*** Opening of STUDY MATERIAL ***
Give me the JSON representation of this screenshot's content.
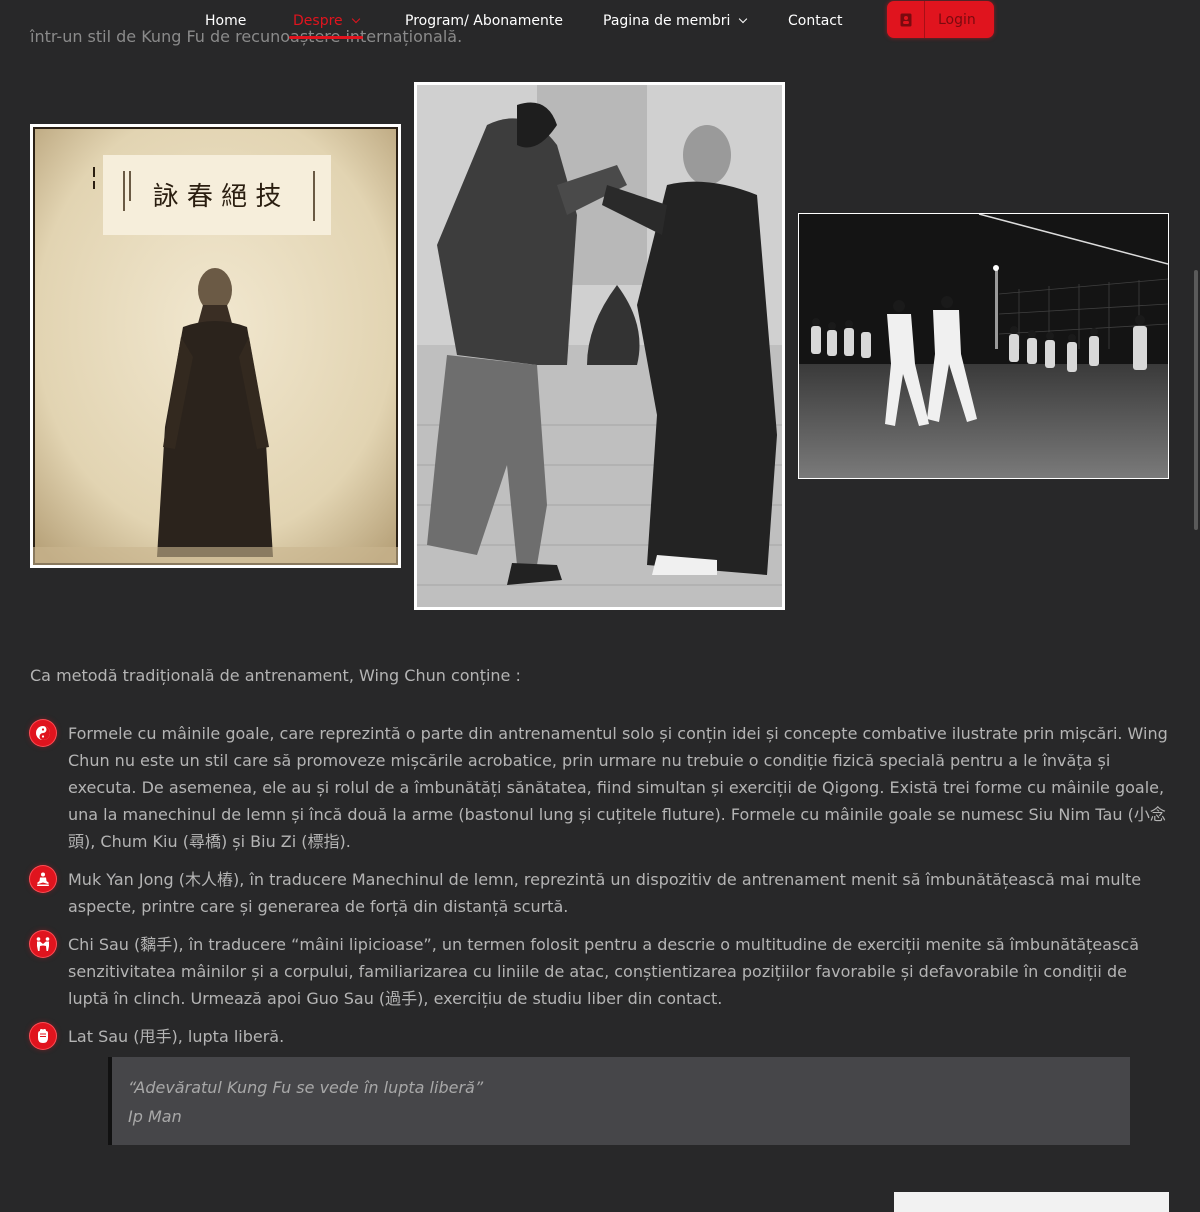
{
  "nav": {
    "items": [
      {
        "label": "Home"
      },
      {
        "label": "Despre"
      },
      {
        "label": "Program/ Abonamente"
      },
      {
        "label": "Pagina de membri"
      },
      {
        "label": "Contact"
      }
    ],
    "login_label": "Login"
  },
  "intro_text": "într-un stil de Kung Fu de recunoaștere internațională.",
  "photos": {
    "photo1_calligraphy": "詠 春 絕 技"
  },
  "lead": "Ca metodă tradițională de antrenament, Wing Chun conține :",
  "list": [
    {
      "icon": "yin-yang-icon",
      "text": "Formele cu mâinile goale, care reprezintă o parte din antrenamentul solo și conțin idei și concepte combative ilustrate prin mișcări. Wing Chun nu este un stil care să promoveze mișcările acrobatice, prin urmare nu trebuie o condiție fizică specială pentru a le învăța și executa. De asemenea, ele au și rolul de a îmbunătăți sănătatea, fiind simultan și exerciții de Qigong. Există trei forme cu mâinile goale, una la manechinul de lemn și încă două la arme (bastonul lung și cuțitele fluture). Formele cu mâinile goale se numesc Siu Nim Tau (小念頭), Chum Kiu (尋橋) și Biu Zi (標指)."
    },
    {
      "icon": "meditation-icon",
      "text": "Muk Yan Jong (木人樁), în traducere Manechinul de lemn, reprezintă un dispozitiv de antrenament menit să îmbunătățească mai multe aspecte, printre care și generarea de forță din distanță scurtă."
    },
    {
      "icon": "sparring-icon",
      "text": "Chi Sau (黐手), în traducere “mâini lipicioase”, un termen folosit pentru a descrie o multitudine de exerciții menite să îmbunătățească senzitivitatea mâinilor și a corpului, familiarizarea cu liniile de atac, conștientizarea pozițiilor favorabile și defavorabile în condiții de luptă în clinch. Urmează apoi Guo Sau (過手), exercițiu de studiu liber din contact."
    },
    {
      "icon": "fist-icon",
      "text": "Lat Sau (甩手), lupta liberă."
    }
  ],
  "quote": {
    "text": "“Adevăratul Kung Fu se vede în lupta liberă”",
    "author": "Ip Man"
  },
  "colors": {
    "background": "#282829",
    "accent": "#e0141e",
    "text": "#b4b4b4",
    "quote_bg": "#464649"
  }
}
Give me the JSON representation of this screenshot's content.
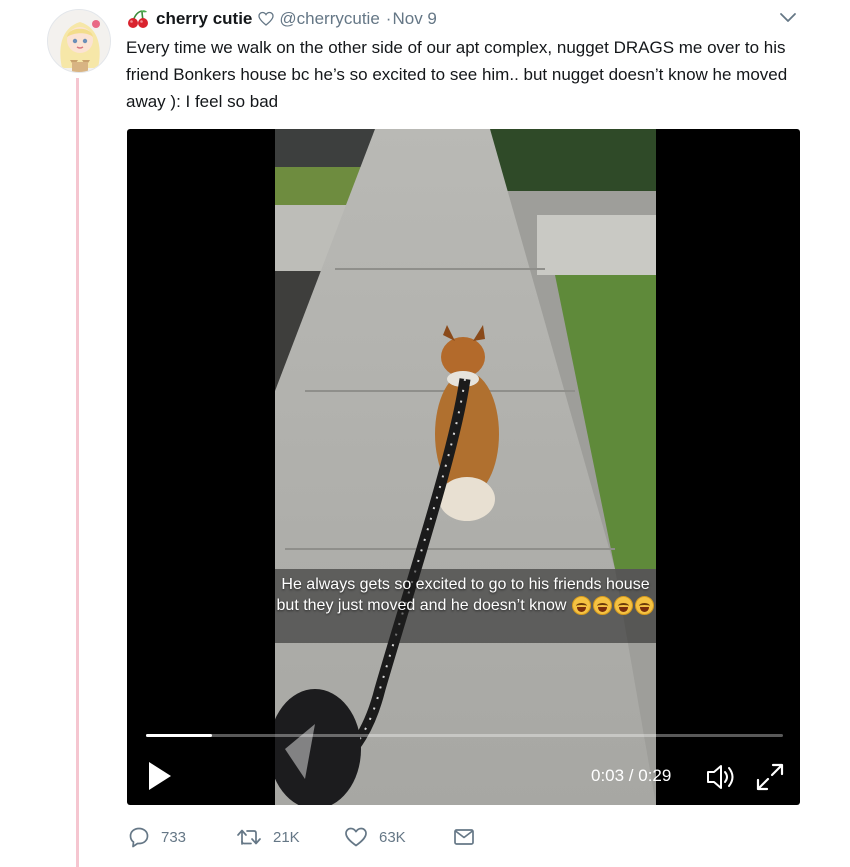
{
  "tweet": {
    "display_name": "cherry cutie",
    "handle": "@cherrycutie",
    "separator": "·",
    "date": "Nov 9",
    "text": "Every time we walk on the other side of our apt complex, nugget DRAGS me over to his friend Bonkers house bc he’s so excited to see him.. but nugget doesn’t know he moved away ): I feel so bad",
    "name_emoji": "cherries-icon",
    "name_suffix_icon": "heart-outline-icon"
  },
  "video": {
    "caption": "He always gets so excited to go to his friends house but they just moved and he doesn’t know",
    "caption_emoji": "loudly-crying-face-icon",
    "caption_emoji_count": 4,
    "time": "0:03 / 0:29",
    "progress": 0.103
  },
  "actions": {
    "replies": "733",
    "retweets": "21K",
    "likes": "63K"
  },
  "colors": {
    "thread_line": "#f5c6d0",
    "text": "#14171a",
    "secondary": "#657786",
    "video_bg": "#000000"
  }
}
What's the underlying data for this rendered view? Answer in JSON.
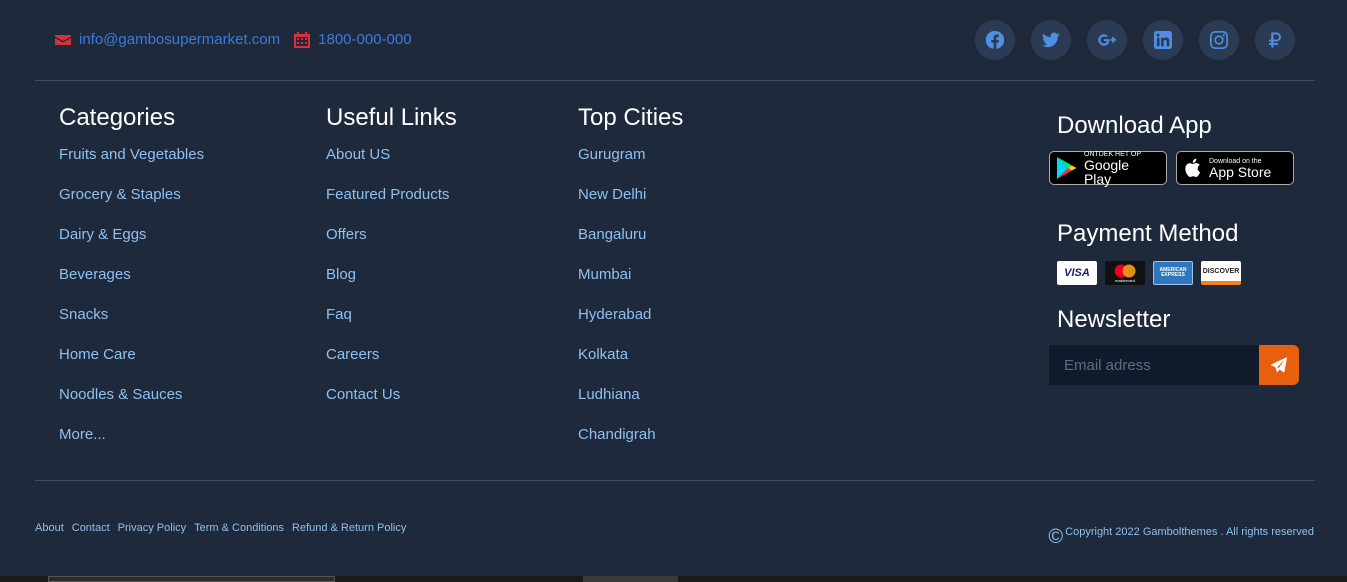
{
  "contact": {
    "email": "info@gambosupermarket.com",
    "phone": "1800-000-000"
  },
  "social": [
    "facebook-icon",
    "twitter-icon",
    "google-plus-icon",
    "linkedin-icon",
    "instagram-icon",
    "ruble-icon"
  ],
  "categories": {
    "title": "Categories",
    "items": [
      "Fruits and Vegetables",
      "Grocery & Staples",
      "Dairy & Eggs",
      "Beverages",
      "Snacks",
      "Home Care",
      "Noodles & Sauces",
      "More..."
    ]
  },
  "useful_links": {
    "title": "Useful Links",
    "items": [
      "About US",
      "Featured Products",
      "Offers",
      "Blog",
      "Faq",
      "Careers",
      "Contact Us"
    ]
  },
  "top_cities": {
    "title": "Top Cities",
    "items": [
      "Gurugram",
      "New Delhi",
      "Bangaluru",
      "Mumbai",
      "Hyderabad",
      "Kolkata",
      "Ludhiana",
      "Chandigrah"
    ]
  },
  "download": {
    "title": "Download App",
    "google_small": "ONTDEK HET OP",
    "google_big": "Google Play",
    "apple_small": "Download on the",
    "apple_big": "App Store"
  },
  "payment": {
    "title": "Payment Method",
    "cards": [
      "VISA",
      "mastercard",
      "AMERICAN EXPRESS",
      "DISCOVER"
    ]
  },
  "newsletter": {
    "title": "Newsletter",
    "placeholder": "Email adress"
  },
  "bottom_links": [
    "About",
    "Contact",
    "Privacy Policy",
    "Term & Conditions",
    "Refund & Return Policy"
  ],
  "copyright": {
    "symbol": "©",
    "text": "Copyright 2022 Gambolthemes . All rights reserved"
  },
  "colors": {
    "background": "#1e293c",
    "link": "#8fc0ee",
    "accent": "#e8600f",
    "contact_icon": "#d6323a"
  }
}
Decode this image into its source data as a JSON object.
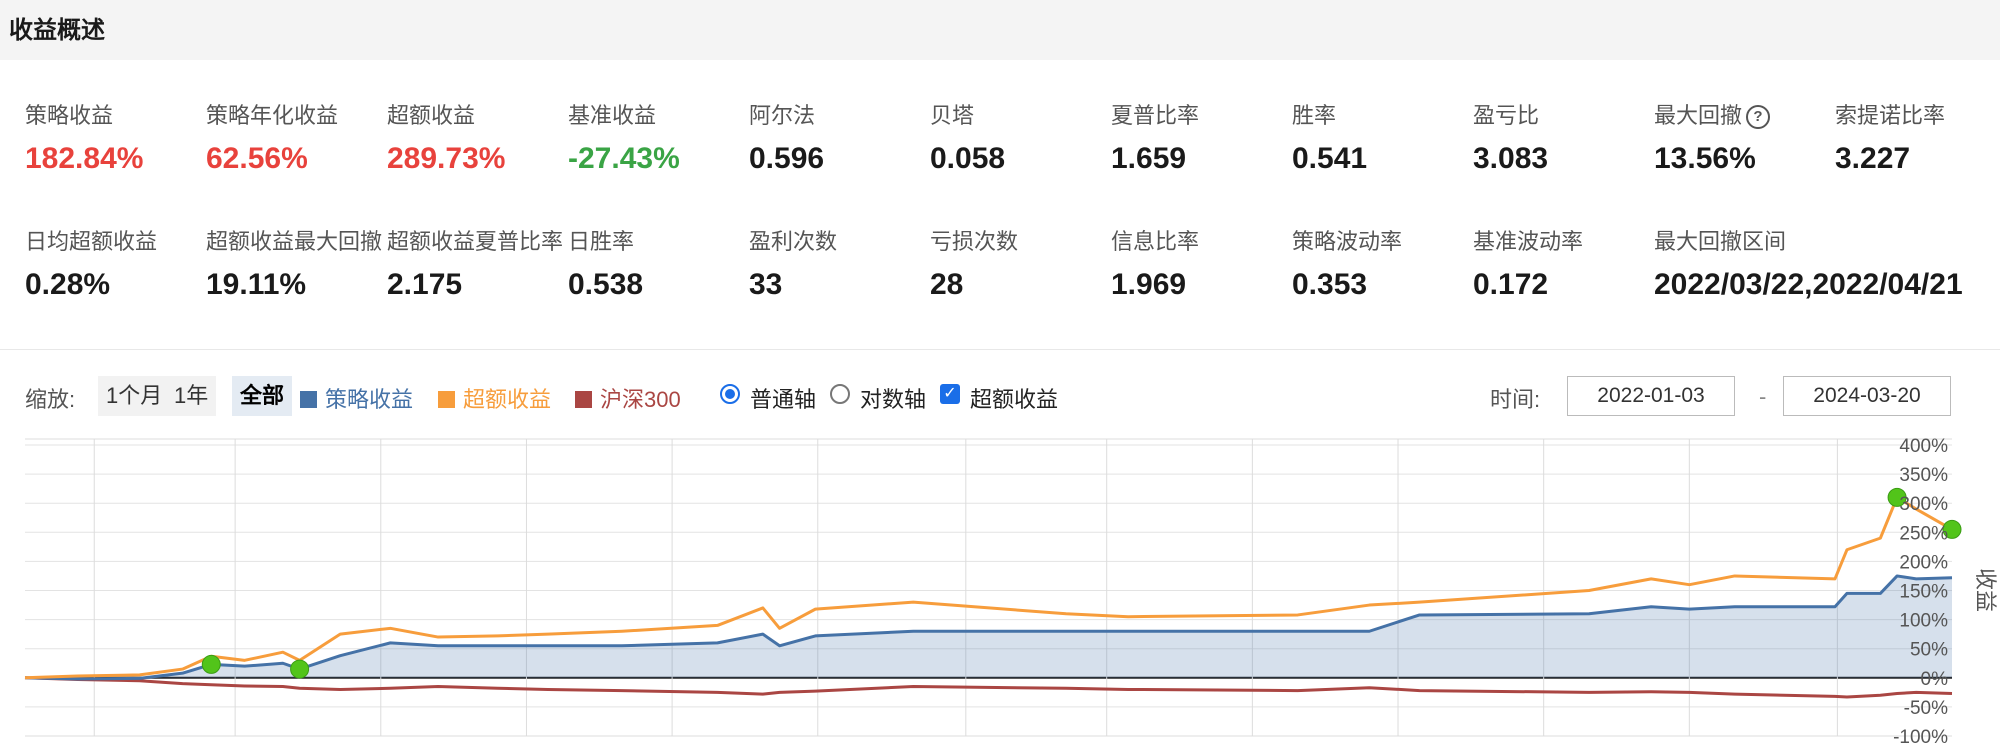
{
  "header": {
    "title": "收益概述"
  },
  "metrics_row1": [
    {
      "label": "策略收益",
      "value": "182.84%",
      "tone": "red"
    },
    {
      "label": "策略年化收益",
      "value": "62.56%",
      "tone": "red"
    },
    {
      "label": "超额收益",
      "value": "289.73%",
      "tone": "red"
    },
    {
      "label": "基准收益",
      "value": "-27.43%",
      "tone": "green"
    },
    {
      "label": "阿尔法",
      "value": "0.596",
      "tone": "normal"
    },
    {
      "label": "贝塔",
      "value": "0.058",
      "tone": "normal"
    },
    {
      "label": "夏普比率",
      "value": "1.659",
      "tone": "normal"
    },
    {
      "label": "胜率",
      "value": "0.541",
      "tone": "normal"
    },
    {
      "label": "盈亏比",
      "value": "3.083",
      "tone": "normal"
    },
    {
      "label": "最大回撤",
      "value": "13.56%",
      "tone": "normal",
      "help": true
    },
    {
      "label": "索提诺比率",
      "value": "3.227",
      "tone": "normal"
    }
  ],
  "metrics_row2": [
    {
      "label": "日均超额收益",
      "value": "0.28%"
    },
    {
      "label": "超额收益最大回撤",
      "value": "19.11%"
    },
    {
      "label": "超额收益夏普比率",
      "value": "2.175"
    },
    {
      "label": "日胜率",
      "value": "0.538"
    },
    {
      "label": "盈利次数",
      "value": "33"
    },
    {
      "label": "亏损次数",
      "value": "28"
    },
    {
      "label": "信息比率",
      "value": "1.969"
    },
    {
      "label": "策略波动率",
      "value": "0.353"
    },
    {
      "label": "基准波动率",
      "value": "0.172"
    },
    {
      "label": "最大回撤区间",
      "value": "2022/03/22,2022/04/21"
    }
  ],
  "toolbar": {
    "zoom_label": "缩放:",
    "zoom_1m": "1个月",
    "zoom_1y": "1年",
    "zoom_all": "全部",
    "legend_strategy": "策略收益",
    "legend_excess": "超额收益",
    "legend_benchmark": "沪深300",
    "axis_normal": "普通轴",
    "axis_log": "对数轴",
    "excess_checkbox": "超额收益",
    "time_label": "时间:",
    "date_start": "2022-01-03",
    "date_sep": "-",
    "date_end": "2024-03-20"
  },
  "colors": {
    "strategy": "#4572a7",
    "excess": "#f79d3c",
    "benchmark": "#aa4643",
    "red": "#e8423c",
    "green": "#3aa445",
    "marker": "#52c41a"
  },
  "chart_data": {
    "type": "line",
    "ylabel": "收益",
    "yticks": [
      400,
      350,
      300,
      250,
      200,
      150,
      100,
      50,
      0,
      -50,
      -100
    ],
    "ylim": [
      -100,
      400
    ],
    "x_start": "2022-01-03",
    "x_end": "2024-03-20",
    "legend_position": "top",
    "grid": true,
    "series": [
      {
        "name": "策略收益",
        "color": "#4572a7",
        "area": true,
        "x": [
          "2022-01-03",
          "2022-01-25",
          "2022-02-20",
          "2022-03-10",
          "2022-03-22",
          "2022-04-05",
          "2022-04-21",
          "2022-04-28",
          "2022-05-15",
          "2022-06-05",
          "2022-06-25",
          "2022-07-20",
          "2022-08-10",
          "2022-09-10",
          "2022-10-20",
          "2022-11-08",
          "2022-11-15",
          "2022-11-30",
          "2023-01-10",
          "2023-03-15",
          "2023-04-10",
          "2023-06-20",
          "2023-07-20",
          "2023-08-10",
          "2023-10-20",
          "2023-11-15",
          "2023-12-01",
          "2023-12-20",
          "2024-01-31",
          "2024-02-05",
          "2024-02-19",
          "2024-02-26",
          "2024-03-05",
          "2024-03-20"
        ],
        "values": [
          0,
          -2,
          -1,
          8,
          23,
          20,
          25,
          15,
          38,
          60,
          55,
          55,
          55,
          55,
          60,
          75,
          55,
          72,
          80,
          80,
          80,
          80,
          80,
          108,
          110,
          122,
          118,
          122,
          122,
          145,
          145,
          175,
          170,
          172
        ]
      },
      {
        "name": "超额收益",
        "color": "#f79d3c",
        "x": [
          "2022-01-03",
          "2022-01-25",
          "2022-02-20",
          "2022-03-10",
          "2022-03-22",
          "2022-04-05",
          "2022-04-21",
          "2022-04-28",
          "2022-05-15",
          "2022-06-05",
          "2022-06-25",
          "2022-07-20",
          "2022-08-10",
          "2022-09-10",
          "2022-10-20",
          "2022-11-08",
          "2022-11-15",
          "2022-11-30",
          "2023-01-10",
          "2023-03-15",
          "2023-04-10",
          "2023-06-20",
          "2023-07-20",
          "2023-08-10",
          "2023-10-20",
          "2023-11-15",
          "2023-12-01",
          "2023-12-20",
          "2024-01-31",
          "2024-02-05",
          "2024-02-19",
          "2024-02-26",
          "2024-03-05",
          "2024-03-20"
        ],
        "values": [
          0,
          3,
          5,
          15,
          37,
          30,
          44,
          30,
          75,
          85,
          70,
          72,
          75,
          80,
          90,
          120,
          85,
          118,
          130,
          110,
          105,
          108,
          125,
          130,
          150,
          170,
          160,
          175,
          170,
          220,
          240,
          310,
          290,
          255
        ]
      },
      {
        "name": "沪深300",
        "color": "#aa4643",
        "x": [
          "2022-01-03",
          "2022-01-25",
          "2022-02-20",
          "2022-03-10",
          "2022-03-22",
          "2022-04-05",
          "2022-04-21",
          "2022-04-28",
          "2022-05-15",
          "2022-06-05",
          "2022-06-25",
          "2022-07-20",
          "2022-08-10",
          "2022-09-10",
          "2022-10-20",
          "2022-11-08",
          "2022-11-15",
          "2022-11-30",
          "2023-01-10",
          "2023-03-15",
          "2023-04-10",
          "2023-06-20",
          "2023-07-20",
          "2023-08-10",
          "2023-10-20",
          "2023-11-15",
          "2023-12-01",
          "2023-12-20",
          "2024-01-31",
          "2024-02-05",
          "2024-02-19",
          "2024-02-26",
          "2024-03-05",
          "2024-03-20"
        ],
        "values": [
          0,
          -3,
          -5,
          -10,
          -12,
          -14,
          -15,
          -18,
          -20,
          -18,
          -15,
          -18,
          -20,
          -22,
          -25,
          -28,
          -25,
          -23,
          -15,
          -18,
          -20,
          -22,
          -17,
          -22,
          -25,
          -24,
          -25,
          -28,
          -32,
          -33,
          -30,
          -27,
          -25,
          -27
        ]
      }
    ],
    "markers": [
      {
        "x": "2022-03-22",
        "y": 23
      },
      {
        "x": "2022-04-28",
        "y": 15
      },
      {
        "x": "2024-02-26",
        "y": 310
      },
      {
        "x": "2024-03-20",
        "y": 255
      }
    ]
  }
}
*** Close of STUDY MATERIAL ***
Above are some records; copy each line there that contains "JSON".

PROBLEM SOLUTION:
Give me the JSON representation of this screenshot's content.
Give me the JSON representation of this screenshot's content.
What's the underlying data for this rendered view? Answer in JSON.
Decode this image into its source data as a JSON object.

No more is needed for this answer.